Steptoe and Son Ride Again
Directed byPeter Sykes
Written byRay Galton
Alan Simpson
Produced byAida Young
StarringWilfrid Brambell
Harry H. Corbett
Diana Dors
Milo O'Shea
CinematographyJohn Wilcox
Edited byBernard Gribble
Music byRoy Budd
Jack Fishman
Ron Grainer
Associated London Films
Distributed byAnglo–EMI[1]
Release date
  • 6 July 1973 (1973-07-06)
Running time
99 minutes
CountryUnited Kingdom

Steptoe and Son Ride Again is a 1973 British comedy film. It is a sequel to the film Steptoe and Son (1972) based on the television series. As usual, the film starred Wilfrid Brambell and Harry H. Corbett.


The Steptoes have retired their horse - because the horse is lame, after having to pull the cart (and Harold) home from York, after the horse walked into the back of a removal van which then drove off - and plan to buy a new one with Albert's life savings of £80, putting £9 away for "emergencies". Harold sends Albert home and returns several hours later drunk and introduces Hercules the Second, a short sighted racing greyhound. Harold reveals to Albert that he purchased this from local gangster and loan shark Frankie Barrow for the £80 plus a further £200 owing on top. Furthermore, he plans to pay a small fortune to keep it fed on egg and steak.

They eventually have to sell all of their possessions to have one final bet on their dog at the races to try to pay off the money they owe. When their dog loses, they just about lose hope when Albert brings up that he had saved £1,000 in a life insurance policy.
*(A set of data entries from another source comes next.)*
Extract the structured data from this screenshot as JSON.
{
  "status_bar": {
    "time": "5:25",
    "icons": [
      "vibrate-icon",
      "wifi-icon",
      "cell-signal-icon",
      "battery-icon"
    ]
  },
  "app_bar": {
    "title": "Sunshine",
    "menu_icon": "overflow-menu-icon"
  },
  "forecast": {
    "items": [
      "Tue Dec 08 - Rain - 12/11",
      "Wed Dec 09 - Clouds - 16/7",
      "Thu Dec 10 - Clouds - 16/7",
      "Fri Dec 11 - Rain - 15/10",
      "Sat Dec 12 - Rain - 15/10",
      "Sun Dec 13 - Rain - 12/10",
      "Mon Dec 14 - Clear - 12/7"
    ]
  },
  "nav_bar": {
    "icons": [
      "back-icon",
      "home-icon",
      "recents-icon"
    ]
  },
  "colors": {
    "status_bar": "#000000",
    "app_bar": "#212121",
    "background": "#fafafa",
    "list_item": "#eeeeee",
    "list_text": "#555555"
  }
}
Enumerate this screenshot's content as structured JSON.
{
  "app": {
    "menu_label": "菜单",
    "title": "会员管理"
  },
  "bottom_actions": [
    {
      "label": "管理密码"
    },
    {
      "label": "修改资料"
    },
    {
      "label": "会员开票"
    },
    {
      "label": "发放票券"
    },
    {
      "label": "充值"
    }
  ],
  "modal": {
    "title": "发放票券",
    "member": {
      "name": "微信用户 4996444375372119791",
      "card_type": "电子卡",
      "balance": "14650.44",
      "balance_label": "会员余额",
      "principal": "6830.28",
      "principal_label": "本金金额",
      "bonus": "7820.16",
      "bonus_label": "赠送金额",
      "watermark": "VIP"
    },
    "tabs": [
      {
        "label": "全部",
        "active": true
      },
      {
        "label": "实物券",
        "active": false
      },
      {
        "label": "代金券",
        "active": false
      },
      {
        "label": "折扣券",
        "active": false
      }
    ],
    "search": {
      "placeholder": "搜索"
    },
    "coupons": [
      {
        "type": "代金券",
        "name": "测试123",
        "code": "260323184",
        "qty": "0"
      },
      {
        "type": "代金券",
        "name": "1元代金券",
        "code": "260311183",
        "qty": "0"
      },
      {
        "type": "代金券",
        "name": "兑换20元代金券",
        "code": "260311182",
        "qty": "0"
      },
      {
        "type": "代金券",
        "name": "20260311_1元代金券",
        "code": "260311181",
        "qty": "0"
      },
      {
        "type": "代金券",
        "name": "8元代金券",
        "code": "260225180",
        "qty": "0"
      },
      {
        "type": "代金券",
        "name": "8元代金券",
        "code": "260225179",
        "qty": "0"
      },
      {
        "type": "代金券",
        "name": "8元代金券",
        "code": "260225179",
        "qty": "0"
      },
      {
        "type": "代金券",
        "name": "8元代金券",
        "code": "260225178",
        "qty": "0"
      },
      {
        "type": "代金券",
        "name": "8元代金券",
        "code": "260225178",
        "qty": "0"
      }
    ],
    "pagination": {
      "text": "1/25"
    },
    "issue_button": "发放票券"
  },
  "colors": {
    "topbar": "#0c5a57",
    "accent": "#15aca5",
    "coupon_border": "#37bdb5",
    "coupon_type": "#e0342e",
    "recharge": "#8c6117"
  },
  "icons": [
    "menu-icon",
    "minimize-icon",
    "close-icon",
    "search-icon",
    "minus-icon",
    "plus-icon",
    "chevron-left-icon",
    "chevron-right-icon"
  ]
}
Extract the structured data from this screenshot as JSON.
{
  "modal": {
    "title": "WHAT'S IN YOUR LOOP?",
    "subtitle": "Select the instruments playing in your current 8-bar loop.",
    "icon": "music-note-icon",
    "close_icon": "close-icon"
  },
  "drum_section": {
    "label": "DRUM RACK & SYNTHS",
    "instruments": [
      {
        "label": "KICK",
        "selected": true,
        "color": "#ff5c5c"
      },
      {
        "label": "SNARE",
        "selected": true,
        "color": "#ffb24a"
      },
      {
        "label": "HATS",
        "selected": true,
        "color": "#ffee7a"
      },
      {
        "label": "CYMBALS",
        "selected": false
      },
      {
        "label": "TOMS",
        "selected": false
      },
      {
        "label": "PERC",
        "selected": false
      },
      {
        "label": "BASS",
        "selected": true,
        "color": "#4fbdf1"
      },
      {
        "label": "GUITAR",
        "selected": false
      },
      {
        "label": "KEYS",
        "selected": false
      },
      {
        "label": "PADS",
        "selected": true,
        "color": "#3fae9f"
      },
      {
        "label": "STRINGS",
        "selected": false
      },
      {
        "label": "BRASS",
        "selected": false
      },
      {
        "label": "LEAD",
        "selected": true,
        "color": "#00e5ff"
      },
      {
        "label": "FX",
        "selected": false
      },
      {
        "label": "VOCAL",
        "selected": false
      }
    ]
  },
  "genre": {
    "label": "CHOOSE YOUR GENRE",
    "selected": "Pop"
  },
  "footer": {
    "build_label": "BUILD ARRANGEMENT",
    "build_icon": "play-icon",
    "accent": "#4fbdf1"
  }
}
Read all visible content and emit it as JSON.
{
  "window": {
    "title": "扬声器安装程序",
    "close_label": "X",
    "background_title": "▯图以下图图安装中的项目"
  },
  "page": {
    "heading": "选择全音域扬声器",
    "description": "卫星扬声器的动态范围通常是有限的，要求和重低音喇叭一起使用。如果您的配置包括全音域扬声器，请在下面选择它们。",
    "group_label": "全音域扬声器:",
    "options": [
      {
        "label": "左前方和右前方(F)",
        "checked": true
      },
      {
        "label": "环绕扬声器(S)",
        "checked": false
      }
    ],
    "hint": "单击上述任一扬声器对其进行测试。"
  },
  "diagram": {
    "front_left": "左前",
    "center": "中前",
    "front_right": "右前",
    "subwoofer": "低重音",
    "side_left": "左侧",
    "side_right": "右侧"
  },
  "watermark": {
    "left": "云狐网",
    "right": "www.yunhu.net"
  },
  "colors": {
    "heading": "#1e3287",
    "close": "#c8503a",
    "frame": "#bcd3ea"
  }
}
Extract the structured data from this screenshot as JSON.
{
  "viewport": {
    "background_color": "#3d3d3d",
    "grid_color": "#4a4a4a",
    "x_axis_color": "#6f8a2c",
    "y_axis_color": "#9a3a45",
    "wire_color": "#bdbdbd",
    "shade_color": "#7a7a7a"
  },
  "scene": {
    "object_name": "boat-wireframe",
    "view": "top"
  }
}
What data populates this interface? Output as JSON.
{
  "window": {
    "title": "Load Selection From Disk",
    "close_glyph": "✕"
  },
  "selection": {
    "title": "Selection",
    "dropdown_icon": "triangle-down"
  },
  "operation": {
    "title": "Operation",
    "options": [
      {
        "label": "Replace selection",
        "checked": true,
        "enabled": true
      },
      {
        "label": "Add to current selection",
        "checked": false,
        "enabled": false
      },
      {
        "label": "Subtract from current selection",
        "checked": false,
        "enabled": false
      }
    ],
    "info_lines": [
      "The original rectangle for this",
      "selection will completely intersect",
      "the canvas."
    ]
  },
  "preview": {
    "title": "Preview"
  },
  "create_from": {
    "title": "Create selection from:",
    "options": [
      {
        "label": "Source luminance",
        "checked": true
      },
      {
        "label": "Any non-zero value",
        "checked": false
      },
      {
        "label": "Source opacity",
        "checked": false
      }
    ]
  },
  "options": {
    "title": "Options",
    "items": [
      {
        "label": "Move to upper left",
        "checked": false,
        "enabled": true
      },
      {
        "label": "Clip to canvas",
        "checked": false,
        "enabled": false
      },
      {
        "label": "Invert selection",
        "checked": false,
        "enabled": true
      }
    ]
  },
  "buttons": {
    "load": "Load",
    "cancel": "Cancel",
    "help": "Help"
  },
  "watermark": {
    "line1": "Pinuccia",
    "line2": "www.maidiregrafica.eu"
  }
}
Harold then schemes to get the money from his father by faking his death. They find an old mannequin among their collection of junk and fit it around Albert's body. They then call Dr. Popplewell, a known alcoholic doctor, who is drunk at the time of seeing Albert and he announces that Albert has died. The next day, Harold then brings home a coffin that he has been saving for the inevitable day that his father would actually die. Albert is horrified when Harold tells him he also bought a tombstone because the undertaker was having a sale.

Later on, the gangsters turn up to collect the outstanding debt, but after some intimidation Harold manages to stave them off when he shows them that Albert has "died" and they will get their money when the insurance policy pays out. Later on, old friends of Albert's come to visit and pay their respects to Albert. They announce that they have arranged a funeral for him and this is not good news for either of the Steptoes. Later one of Albert's friends asks if he could look at him for a final time. Knowing that the coffin is actually full of scrap metal, Harold makes the excuse that his father's face is all distorted because of a difficult visit to the lavatory which is what caused him to die.

Later on an entire army of mourners come to the Steptoe household. Along with them Mr Russell from the insurance company enters. Harold meets him to collect the proceeds - only to find out that all of the insurance money is to go to a lover that Albert met in 1949 while Harold was in the army in Malaya. A furious Harold asks why he did not have the policy amended, but Albert's only excuse is "I forgot." Harold concocts a way of bringing Albert back to life. However once inside the coffin, Albert falls into a deep sleep and nothing seems to wake him up. Harold tries to wake him several times during the journey to the cemetery, however on the way he is hit in the head by the back door of a removal truck. They decide to take Harold to the hospital and carry on to the funeral without him. At the hospital Harold runs away and gets a taxi to the cemetery.

There Harold accidentally smashes into a tomb and whilst being buried Albert finally wakes up and frightens everyone away. The vicar runs off and meets Harold looking like he himself is one of the undead. Back home, the Steptoes discover that the insurance claim would have paid out to Harold after all, due to a clause that Albert had put in the policy if his mistress ever married. He cashes the policy in and receives £876. They pay off their debt and buy a new horse with new riding equipment, but to Albert's horror, Harold invests the rest of the money in a part share of a race horse. He discovers that his partner is called H.M. Queen.



The film was one of a number of 1970s British comedies featuring a small role for Diana Dors.[2]

Filming locations

Greyhound training was filmed in Acton Park.


  1. ^ "Steptoe and Son Ride Again (1973)". BFI. Archived from the original on 7 February 2017. Retrieved 15 August 2019.
  2. ^ Vagg, Stephen (7 September 2020). "A Tale of Two Blondes: Diana Dors and Belinda Lee". Filmink.
  3. ^ Genders, Roy (1981). The Encyclopedia of Greyhound Racing. Pelham Books Ltd. ISBN 07207-1106-1.